YOUR OBJECTIVE:
Give all the data again exactly.

RECORDS FOR THIS EXERCISE:
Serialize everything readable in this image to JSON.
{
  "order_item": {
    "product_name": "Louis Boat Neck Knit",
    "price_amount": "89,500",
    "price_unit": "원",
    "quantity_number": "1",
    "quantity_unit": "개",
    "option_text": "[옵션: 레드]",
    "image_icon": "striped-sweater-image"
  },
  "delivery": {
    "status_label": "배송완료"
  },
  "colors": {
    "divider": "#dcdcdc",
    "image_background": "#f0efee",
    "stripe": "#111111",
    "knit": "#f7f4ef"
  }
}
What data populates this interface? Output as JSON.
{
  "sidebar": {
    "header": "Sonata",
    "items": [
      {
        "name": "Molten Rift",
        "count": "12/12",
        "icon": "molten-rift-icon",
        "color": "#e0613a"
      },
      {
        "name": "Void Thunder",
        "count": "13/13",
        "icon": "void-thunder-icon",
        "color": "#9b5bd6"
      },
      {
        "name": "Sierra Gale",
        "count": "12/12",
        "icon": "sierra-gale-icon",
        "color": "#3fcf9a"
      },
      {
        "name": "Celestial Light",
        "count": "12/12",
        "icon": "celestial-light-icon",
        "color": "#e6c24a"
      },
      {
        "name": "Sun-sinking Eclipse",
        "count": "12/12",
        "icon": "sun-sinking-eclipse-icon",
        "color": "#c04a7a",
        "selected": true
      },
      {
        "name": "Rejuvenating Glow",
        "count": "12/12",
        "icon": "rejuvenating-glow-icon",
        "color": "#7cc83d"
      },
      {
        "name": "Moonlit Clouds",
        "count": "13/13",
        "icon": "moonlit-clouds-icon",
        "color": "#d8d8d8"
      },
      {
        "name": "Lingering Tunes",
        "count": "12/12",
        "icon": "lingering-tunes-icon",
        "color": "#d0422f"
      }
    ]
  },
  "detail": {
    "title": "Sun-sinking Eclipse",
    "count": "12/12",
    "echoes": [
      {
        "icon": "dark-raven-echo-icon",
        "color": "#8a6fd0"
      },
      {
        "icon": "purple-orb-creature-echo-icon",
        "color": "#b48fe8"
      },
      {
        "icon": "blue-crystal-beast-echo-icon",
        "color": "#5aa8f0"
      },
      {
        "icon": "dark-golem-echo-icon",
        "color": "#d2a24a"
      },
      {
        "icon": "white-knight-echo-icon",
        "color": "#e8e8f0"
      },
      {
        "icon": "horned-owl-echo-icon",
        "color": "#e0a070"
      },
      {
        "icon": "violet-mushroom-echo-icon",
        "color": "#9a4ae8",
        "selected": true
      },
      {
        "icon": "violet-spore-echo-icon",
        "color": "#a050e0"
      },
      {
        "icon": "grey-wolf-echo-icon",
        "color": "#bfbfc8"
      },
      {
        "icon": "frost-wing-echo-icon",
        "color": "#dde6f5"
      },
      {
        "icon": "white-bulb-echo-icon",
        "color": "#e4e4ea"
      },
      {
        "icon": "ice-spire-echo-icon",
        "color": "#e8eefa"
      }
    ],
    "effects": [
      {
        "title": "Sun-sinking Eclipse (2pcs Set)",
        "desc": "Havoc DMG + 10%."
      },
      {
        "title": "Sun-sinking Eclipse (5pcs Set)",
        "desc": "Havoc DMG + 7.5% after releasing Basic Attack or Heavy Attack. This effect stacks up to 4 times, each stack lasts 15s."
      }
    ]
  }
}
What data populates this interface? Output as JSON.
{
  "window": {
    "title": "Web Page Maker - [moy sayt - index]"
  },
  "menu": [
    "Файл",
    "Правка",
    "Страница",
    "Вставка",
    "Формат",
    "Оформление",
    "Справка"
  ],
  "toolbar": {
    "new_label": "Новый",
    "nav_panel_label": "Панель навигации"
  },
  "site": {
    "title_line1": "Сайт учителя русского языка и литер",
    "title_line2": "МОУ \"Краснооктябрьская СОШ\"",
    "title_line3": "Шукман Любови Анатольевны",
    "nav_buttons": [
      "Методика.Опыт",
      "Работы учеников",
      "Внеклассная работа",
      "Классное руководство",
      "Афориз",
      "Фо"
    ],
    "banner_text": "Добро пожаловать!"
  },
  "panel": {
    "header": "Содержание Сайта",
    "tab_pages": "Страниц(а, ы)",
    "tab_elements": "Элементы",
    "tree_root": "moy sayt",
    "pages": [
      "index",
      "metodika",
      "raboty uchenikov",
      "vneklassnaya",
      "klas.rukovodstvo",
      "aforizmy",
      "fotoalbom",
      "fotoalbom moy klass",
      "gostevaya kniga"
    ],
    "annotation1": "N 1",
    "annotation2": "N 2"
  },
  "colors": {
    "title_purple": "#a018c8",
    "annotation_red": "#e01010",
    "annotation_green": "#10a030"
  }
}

EXPECTED OUTPUT:
Serialize everything readable in this image to JSON.
{
  "order_item": {
    "product_name": "Louis Boat Neck Knit",
    "price_amount": "89,500",
    "price_unit": "원",
    "quantity_number": "1",
    "quantity_unit": "개",
    "option_text": "[옵션: 레드]",
    "image_icon": "striped-sweater-image"
  },
  "delivery": {
    "status_label": "배송완료"
  },
  "colors": {
    "divider": "#dcdcdc",
    "image_background": "#f0efee",
    "stripe": "#111111",
    "knit": "#f7f4ef"
  }
}
What data populates this interface? Output as JSON.
{
  "sidebar": {
    "header": "Sonata",
    "items": [
      {
        "name": "Molten Rift",
        "count": "12/12",
        "icon": "molten-rift-icon",
        "color": "#e0613a"
      },
      {
        "name": "Void Thunder",
        "count": "13/13",
        "icon": "void-thunder-icon",
        "color": "#9b5bd6"
      },
      {
        "name": "Sierra Gale",
        "count": "12/12",
        "icon": "sierra-gale-icon",
        "color": "#3fcf9a"
      },
      {
        "name": "Celestial Light",
        "count": "12/12",
        "icon": "celestial-light-icon",
        "color": "#e6c24a"
      },
      {
        "name": "Sun-sinking Eclipse",
        "count": "12/12",
        "icon": "sun-sinking-eclipse-icon",
        "color": "#c04a7a",
        "selected": true
      },
      {
        "name": "Rejuvenating Glow",
        "count": "12/12",
        "icon": "rejuvenating-glow-icon",
        "color": "#7cc83d"
      },
      {
        "name": "Moonlit Clouds",
        "count": "13/13",
        "icon": "moonlit-clouds-icon",
        "color": "#d8d8d8"
      },
      {
        "name": "Lingering Tunes",
        "count": "12/12",
        "icon": "lingering-tunes-icon",
        "color": "#d0422f"
      }
    ]
  },
  "detail": {
    "title": "Sun-sinking Eclipse",
    "count": "12/12",
    "echoes": [
      {
        "icon": "dark-raven-echo-icon",
        "color": "#8a6fd0"
      },
      {
        "icon": "purple-orb-creature-echo-icon",
        "color": "#b48fe8"
      },
      {
        "icon": "blue-crystal-beast-echo-icon",
        "color": "#5aa8f0"
      },
      {
        "icon": "dark-golem-echo-icon",
        "color": "#d2a24a"
      },
      {
        "icon": "white-knight-echo-icon",
        "color": "#e8e8f0"
      },
      {
        "icon": "horned-owl-echo-icon",
        "color": "#e0a070"
      },
      {
        "icon": "violet-mushroom-echo-icon",
        "color": "#9a4ae8",
        "selected": true
      },
      {
        "icon": "violet-spore-echo-icon",
        "color": "#a050e0"
      },
      {
        "icon": "grey-wolf-echo-icon",
        "color": "#bfbfc8"
      },
      {
        "icon": "frost-wing-echo-icon",
        "color": "#dde6f5"
      },
      {
        "icon": "white-bulb-echo-icon",
        "color": "#e4e4ea"
      },
      {
        "icon": "ice-spire-echo-icon",
        "color": "#e8eefa"
      }
    ],
    "effects": [
      {
        "title": "Sun-sinking Eclipse (2pcs Set)",
        "desc": "Havoc DMG + 10%."
      },
      {
        "title": "Sun-sinking Eclipse (5pcs Set)",
        "desc": "Havoc DMG + 7.5% after releasing Basic Attack or Heavy Attack. This effect stacks up to 4 times, each stack lasts 15s."
      }
    ]
  }
}
What data populates this interface? Output as JSON.
{
  "window": {
    "title": "Web Page Maker - [moy sayt - index]"
  },
  "menu": [
    "Файл",
    "Правка",
    "Страница",
    "Вставка",
    "Формат",
    "Оформление",
    "Справка"
  ],
  "toolbar": {
    "new_label": "Новый",
    "nav_panel_label": "Панель навигации"
  },
  "site": {
    "title_line1": "Сайт учителя русского языка и литер",
    "title_line2": "МОУ \"Краснооктябрьская СОШ\"",
    "title_line3": "Шукман Любови Анатольевны",
    "nav_buttons": [
      "Методика.Опыт",
      "Работы учеников",
      "Внеклассная работа",
      "Классное руководство",
      "Афориз",
      "Фо"
    ],
    "banner_text": "Добро пожаловать!"
  },
  "panel": {
    "header": "Содержание Сайта",
    "tab_pages": "Страниц(а, ы)",
    "tab_elements": "Элементы",
    "tree_root": "moy sayt",
    "pages": [
      "index",
      "metodika",
      "raboty uchenikov",
      "vneklassnaya",
      "klas.rukovodstvo",
      "aforizmy",
      "fotoalbom",
      "fotoalbom moy klass",
      "gostevaya kniga"
    ],
    "annotation1": "N 1",
    "annotation2": "N 2"
  },
  "colors": {
    "title_purple": "#a018c8",
    "annotation_red": "#e01010",
    "annotation_green": "#10a030"
  }
}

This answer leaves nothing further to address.